Three Fall Dinners

I love roasted vegetables. Love, love, love them. It’s not quite cool enough for that yet (although we did have a delightfully fall-like First Day of Fall). With temperatures in the 90s this week, I think I’d rather hold off.

But I do have a few fall dinner dishes that are easy to cook and don’t make me feel like I’ve heated up the entire house. Some of them are soups. There’s very little measuring in these recipes.

One of my standbys is black bean soup. I once had a co-worker who ate black bean soup every day. I’m not at that point, but I do like to have the ingredients for this one around: diced onion, diced carrots, a can of black beans, vegetable broth, and a variety of spices. I saute the onions and the carrots in olive oil, rinse and drain the black beans, saute them with the onion-carrot mixture, add the broth and some water, season, and simmer for at least an hour. Then I blend it with the immersion blender.

It’s not very photogenic, so there’s no photo. It is delicious, though.

A new introduction is corn chowder. This may sound like it should be a standby, but I haven’t made it regularly in the past. This month, though, I came up with a recipe that I love and can easily make after I get home from work. Saute onions and then carrots in olive oil, dice a couple of small potatoes and mix them in, add vegetable broth and water, simmer until the potatoes are done, lower the heat a bit and add frozen corn and some half-and-half, and continue cooking until those ingredients are heated through. Somehow this winds up tasting buttery. I don’t know exactly why, but it does, and I’m happy about it.

Blue bowl with corn chowder

This next one I cook year-round. It makes me think of fall in the fall, but it is also a great summer recipe, so whatever. There is no sauce easier than Marcella Hazan’s Tomato Sauce. If you haven’t made it, you may be skeptical about it: A can of whole, peeled tomatoes; half a stick of butter; an onion sliced in half; a bit of salt.
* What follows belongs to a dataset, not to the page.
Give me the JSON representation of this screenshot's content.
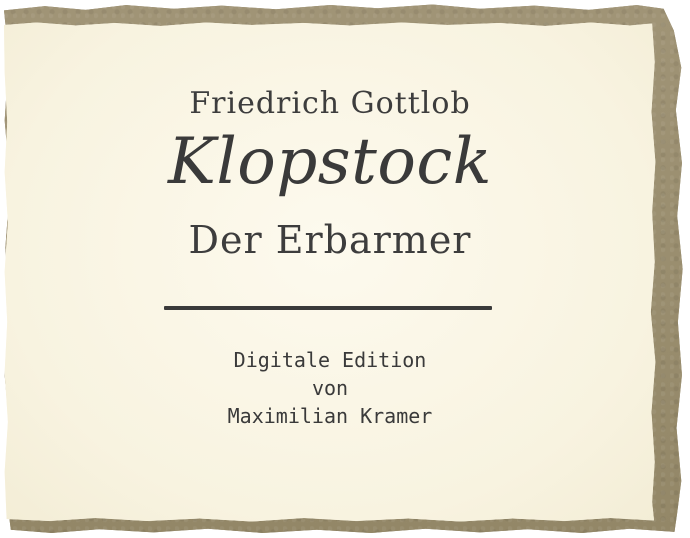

Remove the onion and blend the remainder. That’s it. You think it needs basil and oregano and pepper and more. It doesn’t. You just put this on top of pasta and eat. I’m not saying you’re going to replace your regular recipe with this one–but, actually, I did.
Oh, and one more thing. Read labels and buy the low-sodium version of everything. You can add your own salt.

Bowl of rotini with Marcella Hazan's tomato sauce and parmesan
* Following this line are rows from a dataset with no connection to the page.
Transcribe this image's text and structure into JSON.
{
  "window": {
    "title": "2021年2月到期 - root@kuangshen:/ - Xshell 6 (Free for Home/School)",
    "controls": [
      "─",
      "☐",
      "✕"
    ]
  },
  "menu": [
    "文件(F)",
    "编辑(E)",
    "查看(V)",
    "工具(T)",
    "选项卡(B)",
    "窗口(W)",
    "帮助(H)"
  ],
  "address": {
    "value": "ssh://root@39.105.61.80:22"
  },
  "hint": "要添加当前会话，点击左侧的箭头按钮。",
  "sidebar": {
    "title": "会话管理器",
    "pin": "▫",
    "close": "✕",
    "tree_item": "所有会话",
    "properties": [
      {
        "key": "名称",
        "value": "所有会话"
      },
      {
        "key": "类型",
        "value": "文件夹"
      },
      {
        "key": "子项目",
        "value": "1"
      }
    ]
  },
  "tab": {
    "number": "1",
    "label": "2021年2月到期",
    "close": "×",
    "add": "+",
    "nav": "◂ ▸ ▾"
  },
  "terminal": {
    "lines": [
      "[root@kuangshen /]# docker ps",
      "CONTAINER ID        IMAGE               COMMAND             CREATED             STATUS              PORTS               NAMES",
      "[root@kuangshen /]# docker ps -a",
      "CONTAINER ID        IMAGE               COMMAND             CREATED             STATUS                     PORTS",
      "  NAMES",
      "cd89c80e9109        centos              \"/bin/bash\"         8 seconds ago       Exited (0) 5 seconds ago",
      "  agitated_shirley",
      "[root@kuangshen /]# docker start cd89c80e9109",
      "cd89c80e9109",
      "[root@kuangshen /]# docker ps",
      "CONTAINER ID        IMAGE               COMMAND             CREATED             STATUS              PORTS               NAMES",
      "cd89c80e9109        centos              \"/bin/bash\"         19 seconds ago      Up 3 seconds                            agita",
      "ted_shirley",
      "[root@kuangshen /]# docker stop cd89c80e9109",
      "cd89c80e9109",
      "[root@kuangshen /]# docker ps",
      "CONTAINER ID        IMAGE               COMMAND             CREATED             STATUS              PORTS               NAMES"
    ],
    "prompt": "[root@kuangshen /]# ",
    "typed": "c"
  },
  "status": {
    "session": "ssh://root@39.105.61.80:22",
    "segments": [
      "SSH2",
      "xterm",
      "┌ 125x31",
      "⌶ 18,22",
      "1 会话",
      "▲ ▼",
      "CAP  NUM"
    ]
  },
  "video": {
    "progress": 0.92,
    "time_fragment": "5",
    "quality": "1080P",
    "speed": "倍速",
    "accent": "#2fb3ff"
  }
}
Beyond these? I’ve got a whole Pinterest board of recipes I hope to actually try, whether or not it’s fall. Maybe someday.

Ham and Beans

I’m trying to cook more, and to use what I have. One of the things I have is several freezer bags of ham, left over from a bout of Christmas cooking. Another thing I have is a variety of dried beans, from a bout of frugal shopping without a plan. So yesterday I went through the pantry, pulled out the Crock Pot, and made a batch of ham and beans.

Friday night, I took the ham out of the freezer and sorted, rinsed, and soaked the beans overnight (after a few hours of soaking, I drained the water and continued soaking them in fresh water).

Saturday morning I moved the beans out of their bowl into the Crock Pot, added the cooked ham, poured approximately a cup of pureed tomatoes in, and added dried minced onion (Mr. Sandwich hates the texture of onion, so I try to minimize its effect as much as possible). I set the heat on high for about an hour and then turned it down to low.

After several hours, the sauce was okay, but pretty bland. Considering how few ingredients were in there, I’m surprised that this surprised me. So I added dried sage, paprika, some chipotle powder, some chili con carne, ground black pepper, and a little bit of sea salt–plus a couple of tablespoons of brown sugar. Then I continued to let it cook for a few more hours.

The end result was better than I’d dared hope–rich, flavorful, a little smoky, and a tiny bit sweet. Although the original recipe claimed to be a soup, this is definitely not that. I ate it over rice, and Mr. Sandwich ate it plain. Both of us plan to eat more.

Not bad for an experiment!